The people of Strigos were scattered to the winds when their lands were destroyed and have since taken up a nomadic life. They roam the Empire in caravan trains or river barges, making money where they can and stealing when they can't. Their history under the Vampires ensures they maintain their travelling lifestyle, marking them not just as thieves and cutthroats but also necromancers and servants of darkness. In truth, most of them are simple woodsmen, entertainers, or vagabonds, but a few do know something of witchcraft, a little of fortune telling, and a large amount of Vampire lore.[2b]
These mystics were taught the true and complete history of their people, and they carry the secret knowledge from those ancient days, as well as the promise of their Strigos lords to one day return and lead them back to glory.[2b]
In Other Realms
Strigany mystics in the Empire receive mixed reactions from the populace. Mostly, what little is known of the mystics by average commoners is a legacy of thievery and witchcraft. At best, a mystic entering a village in the Empire is greeted with suspicion... at worst, with a knife. Some well-placed gold crowns with the local Thieves' Guild, though, may transform that distrust into curiosity... and opportunity.[3a]
In Norsca and parts of Kislev, it is not unusual for Strigany mystics to be warmly greeted by the common folk of small villages. To the villagers, the mystics are less enigmatic than the ice witches, and if the mystics' deeds benefit their own fortunes, the mystics are rewarded. However, should they draw attention to themselves – particularly in a larger city – they may attract the wrath of the ice witches, who view the Strigany mystics as threats.[3a]
The various dukedoms of Bretonnia, though, the mystic is ill regarded. To the people of Bretonnia, a Strigany mystic is no different than a witch. Should a mystic reveal any sort of perceived supernatural ability, such as fortune telling, retribution is sure to be swift and absolute. Mystics in Bretonnia seeking survival should find a noble patron for protection.[3a]

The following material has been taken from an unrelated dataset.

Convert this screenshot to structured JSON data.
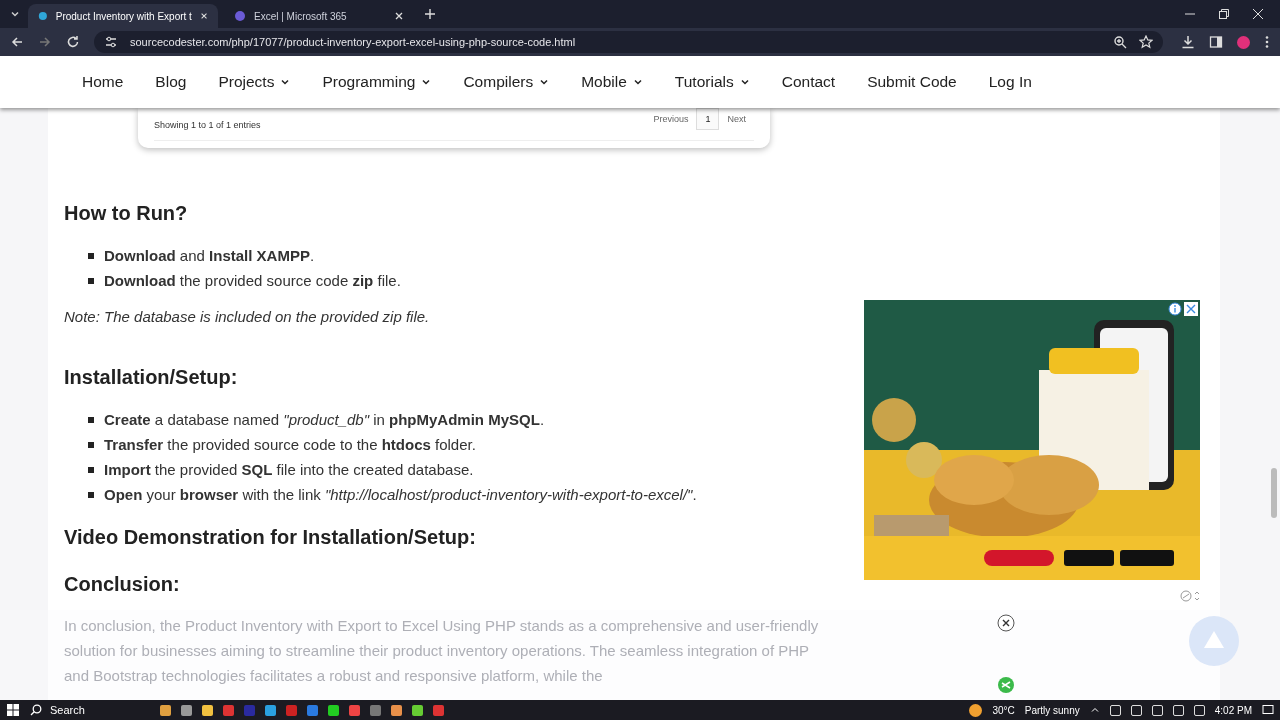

The word "Strigany" presumably comes from connecting the world "Strygos" with the Polish word for the gypsies, "Cygani".